“So, we’re clearly thinking about augmented reality, virtual reality and things along those lines.” Woody Floyd, managing director of the Seattle office of Vectorform,

Will Virtual Reality be someday as “real” as reality?

Yes. I get asked this question so often. At events, conferences, online on forums, websites etc. It’s one of my favorite to ponder and contemplate on.

Kynan Eng – CEO at iniLabs neuroscience of VR and applications to rehabilitation.

A future VR device with output visually indistinguishable from reality would feature:

  • 80 Mpixels per eye
  • Full human eye field of view: 170° horizontal x 130° vertical
  • 60x the current most powerful available consumer graphics card (Nvidia GTX 1080) for rendering synthetic game environments at 120 Hz – if you don’t render humans. If you want to render humans, increase that graphics power by a factor of at least 10.

(Calculations below current as of August 2016)

For comparison, one 8K display is about 35 megapixels.

Resolution & Field of View

For someone with 20/20 vision, the resolving power of their eyes is defined as 1 minute of arc, i.e. 1/60 degree. This means that for the pixels to be barely visible, a 360° display needs at least 360 * 60 = 21600 pixels of horizontal resolution.

The number of pixels actually needed in a VR display depends on the field of view. For example, the HTC Vive field of view is about 100° horizontal and 110° vertical. This means that for each eye it would need a display resolution of 21600 * 100/360 = 6000 pixels horizontal, and 6600 pixels vertical. This is about 40 megapixels of resolution.

The field of view of one Human eye is approximately 170° horizontal and 130° vertical. (We have a higher overall field of view due to partial overlap of our left and right visual fields – the stereoscopic vision area.) At full resolution, this works out to 10200 x 7800 pixels, or just under 80 MP for each eye.

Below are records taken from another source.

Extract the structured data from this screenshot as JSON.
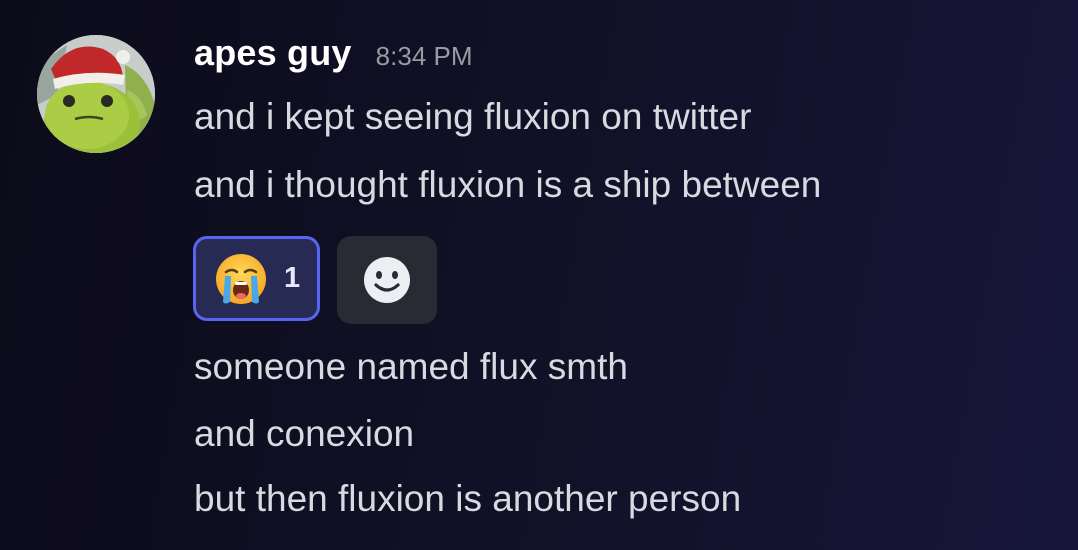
{
  "message": {
    "author": "apes guy",
    "timestamp": "8:34 PM",
    "avatar_icon": "frog-plush-santa-hat",
    "lines_before_reaction": [
      "and i kept seeing fluxion on twitter",
      "and i thought fluxion is a ship between"
    ],
    "lines_after_reaction": [
      "someone named flux smth",
      "and conexion",
      "but then fluxion is another person"
    ]
  },
  "reactions": [
    {
      "emoji_name": "loudly-crying-face",
      "count": "1",
      "selected": true
    }
  ],
  "add_reaction": {
    "icon": "smiley-face-icon"
  },
  "colors": {
    "username": "#ffffff",
    "message_text": "#d9d9e0",
    "timestamp": "#9a9aa5",
    "reaction_border": "#5865f2",
    "reaction_background": "#272a52",
    "add_reaction_background": "#2a2a34"
  }
}
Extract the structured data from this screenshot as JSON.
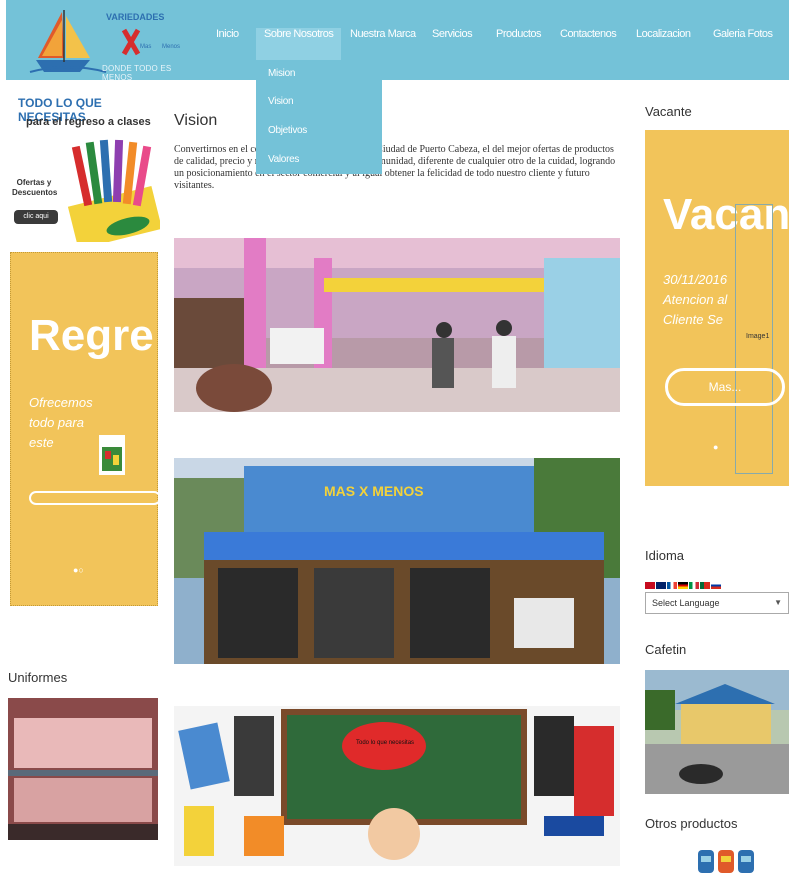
{
  "header": {
    "logo_title": "VARIEDADES",
    "logo_mid1": "Mas",
    "logo_mid2": "Menos",
    "logo_slogan": "DONDE TODO ES MENOS",
    "nav": [
      "Inicio",
      "Sobre Nosotros",
      "Nuestra Marca",
      "Servicios",
      "Productos",
      "Contactenos",
      "Localizacion",
      "Galeria Fotos"
    ],
    "dropdown": [
      "Mision",
      "Vision",
      "Objetivos",
      "Valores"
    ]
  },
  "left": {
    "promo_line1": "TODO LO QUE NECESITAS",
    "promo_line2": "para el regreso a clases",
    "promo_line3": "Ofertas y Descuentos",
    "promo_button": "clic aqui",
    "slider_big": "Regre",
    "slider_desc": [
      "Ofrecemos",
      "todo para",
      "este"
    ],
    "uniformes": "Uniformes"
  },
  "main": {
    "title": "Vision",
    "text": "Convertirnos en el comercio mas importante de la Ciudad de Puerto Cabeza, el del mejor ofertas de productos de calidad, precio y referencia comercial para la comunidad, diferente de cualquier otro de la cuidad, logrando un posicionamiento en el sector comercial y al igual obtener la felicidad de todo nuestro cliente y futuro visitantes.",
    "store_sign": "MAS X MENOS",
    "board_text": "Todo lo que necesitas"
  },
  "right": {
    "vacante_label": "Vacante",
    "slider_big": "Vacan",
    "slider_desc": [
      "30/11/2016",
      "Atencion al",
      "Cliente Se"
    ],
    "image_label": "Image1",
    "more_button": "Mas...",
    "idioma_label": "Idioma",
    "select_language": "Select Language",
    "cafetin_label": "Cafetin",
    "otros_label": "Otros productos"
  },
  "colors": {
    "header_bg": "#74c2d8",
    "slider_bg": "#f2c45a",
    "accent_blue": "#2d6fb0"
  }
}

The story is actually more complicated than the above calculations, for at least the following reasons:

  • Human acuity is non-uniform: the fovea has maximum resolution, while resolution drops off towards the periphery. So if you can track where the eye is looking fast enough, you don’t need to render all pixels at maximum detail.
  • Various visual acuity experiments have shown that the brain can do super-resolution in a training paradigm, i.e. results better than what is predicted by 20/20 vision. However, these cases are fairlyartificial.

Graphics Rendering Hardware

The current most powerful consumer graphics card is the Nvidia GTX 1080. It can run several modern graphics-intensive games such as Far Cry Primal at 4K resolution at around 40 Hz. We will take the visual realism of these games as our current benchmark for reality – which is reasonably true for fairly static scenes if you ignore humans or other complex dynamic objects such as deformable fabric.

For our headset, we need 120 Hz over two eyes, as 120 Hz is the benchmark for VR. This means we will need a theoretical graphics card with 15x the power of the GTX 1080 – per eye – to hit the required performance for a display with the field of view of the HTC Vive. For a full-human-FOV display, this number increases to 30x GTX 1080 per eye.

Read More: When will VR Become Indistinguishable from Reality?